lenovo store
A man walks past a Lenovo shop in Shanghai on Jan. 21, 2014. The PC manufacturer was accused of exposing its users to major security risks this week. Reuters/Aly Song

PC manufacturer Lenovo Group Ltd. has been accused of exposing its users to a “massive security risk” after researchers found major flaws in its software. Researchers from the security firm IOActive discovered a way for hackers to create fake security certificates that would let them sign executables, allowing them to replace Lenovo’s own programs with malware over unsecured wireless networks.

If users updated their machine over an unsecured network, like those commonly found in coffee shops and airports, they could end up downloading malware, the security firm warned in an advisory statement released this week.

Two other flaws were also discovered that could allow attackers to gain a greater level of control over a machine, letting them run malware as a system user, opening the door for malicious commands, according to security expert Alan Woodward of Surrey University. "Lenovo have been found wanting again on the security front," he told the BBC. "They seem to be exposing users to potential remote hacking this time."

The vulnerabilities were brought to Lenovo’s attention by IOActive in February, allowing the Chinese firm enough time to fix the problem. "Lenovo’s development and security teams worked directly with IOActive regarding their Lenovo System Update vulnerability findings," Lenovo said in a statement, the Verge reported Wednesday, adding: "and we value their expertise in identifying and responsibly reporting them."

Last month, the company released a patch to address the flaws. Lenovo users will need to download these security updates themselves in order to plug the risk. However, the findings of IOActive were made public only this week.

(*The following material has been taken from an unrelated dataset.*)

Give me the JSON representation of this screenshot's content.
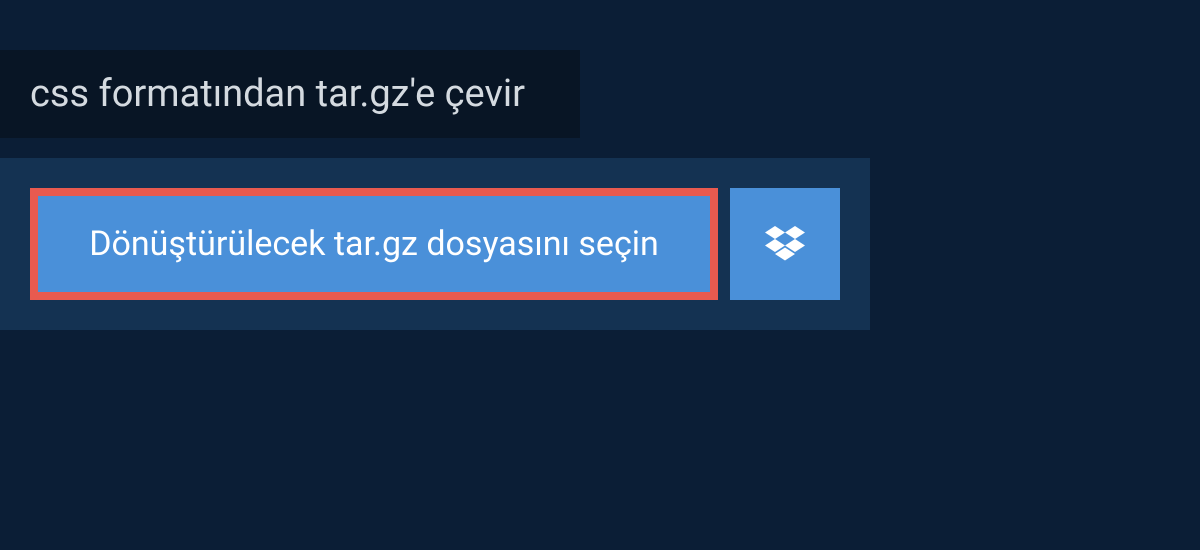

The revelation comes just three months after it was discovered that the world’s largest PC manufacturer had packaged the “Superfish” adware with its products, which intercepted its users’ Internet traffic, forcing them to see advertisements.